Then you take the Stormers effort. The pretty boys of the competition played like pretty boys in the last five minutes. There was nothing desperate about the defence. If the four missed tackles were a result of over commitment, you could still excuse it. But they were lame efforts in the context of the game. This was the defining moment of their season.

They can’t make the play-offs now. That not one of the four could make that tackle was inexcusable. There is no defence to that stuff up.

Just like there is no defence to the 80 minutes the Cats put in at the office.

Cats CEO Andy Turner’s ramblings in the media at the weekend were almost as pathetic as his team’s effort. To even try and justify a 50-3 defeat was laughable.

Turner tried to tell the media that Frans Ludeke rates as one of the top three coaches in the country. Well, then the knee deep situation we find ourselves in has suddenly become neck deep.

A sweet guy and likeable character, Ludeke’s coaching in Super rugby has shown more vulnerability than promise. He now has two wins in 16 attempts.

The Sharks were the biggest disappointment in that they got themselves into a winning position, but then showed nothing in the last half an hour to suggest they could win.

Dick Muir has introduced more freedom in their play, but when the heat was on in the final two minutes they did not back their players to win the game. They relied on one off runners for 11 phases, in which time they advanced their field position 11 metres. Then George Smith turned over the ball and the game was over.

It was the kind of attack you find in a team that doesn’t believe it has the strike power to break down defences. It was typically South Africa and typically it failed. They tried to beat the opposition into submission when something a bit more creative may have proved a bit more lucrative.

Once again there were few standout performers and even fewer of Jake White’s national squad stood taller than their regional teammates.

White’s guarantees to these players that they will be picked in June is having an adverse effect on their performances. Most of White’s squad are playing like guys who know that they will be in the national squad, whatever their form in Super 14.

They are playing like blokes pacing themselves for the more aspirational test season.

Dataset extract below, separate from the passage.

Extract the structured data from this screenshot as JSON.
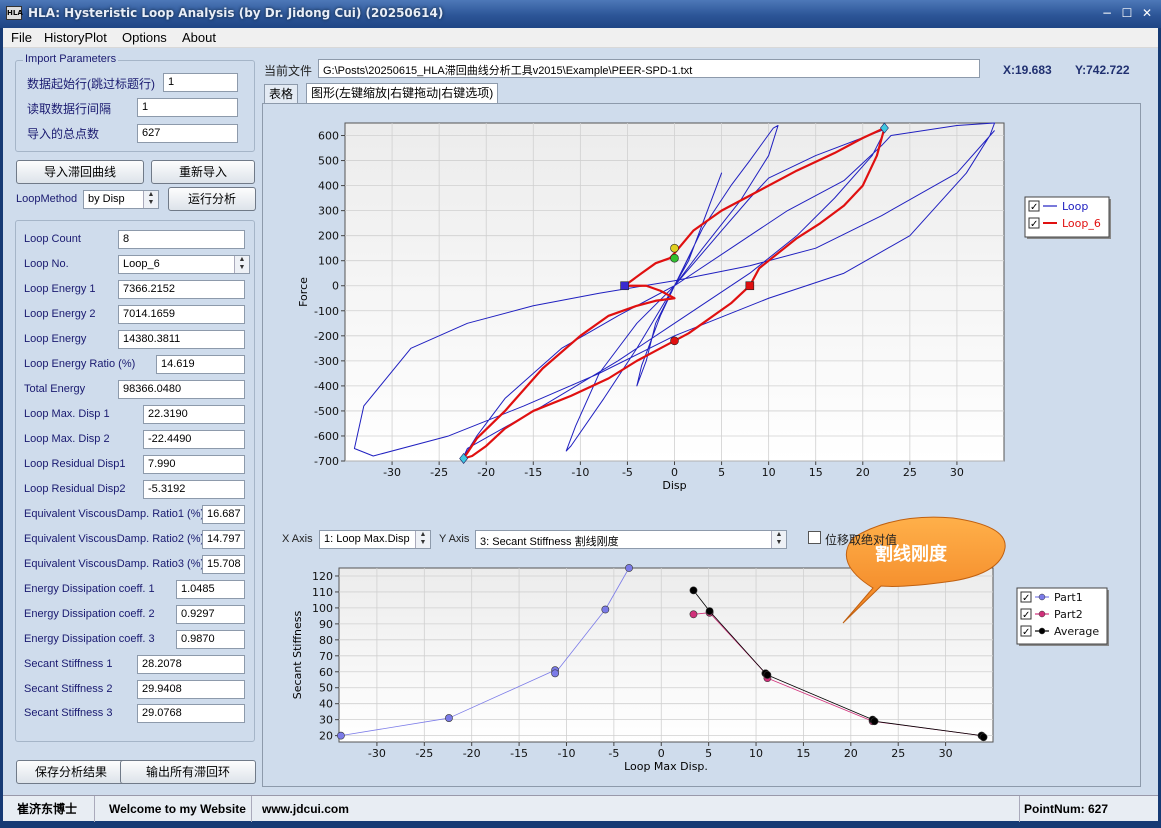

Unlike the bones, who have lifted their game in the last two weeks to record 10/12 and up the season’s percentages to 67.

Week 1: 4/7
Week 2: 4/7
Week 3: 4/7
Week 4: 5/6
Week 5: 5/6

Total: 22/33 = 67 percent (and climbing)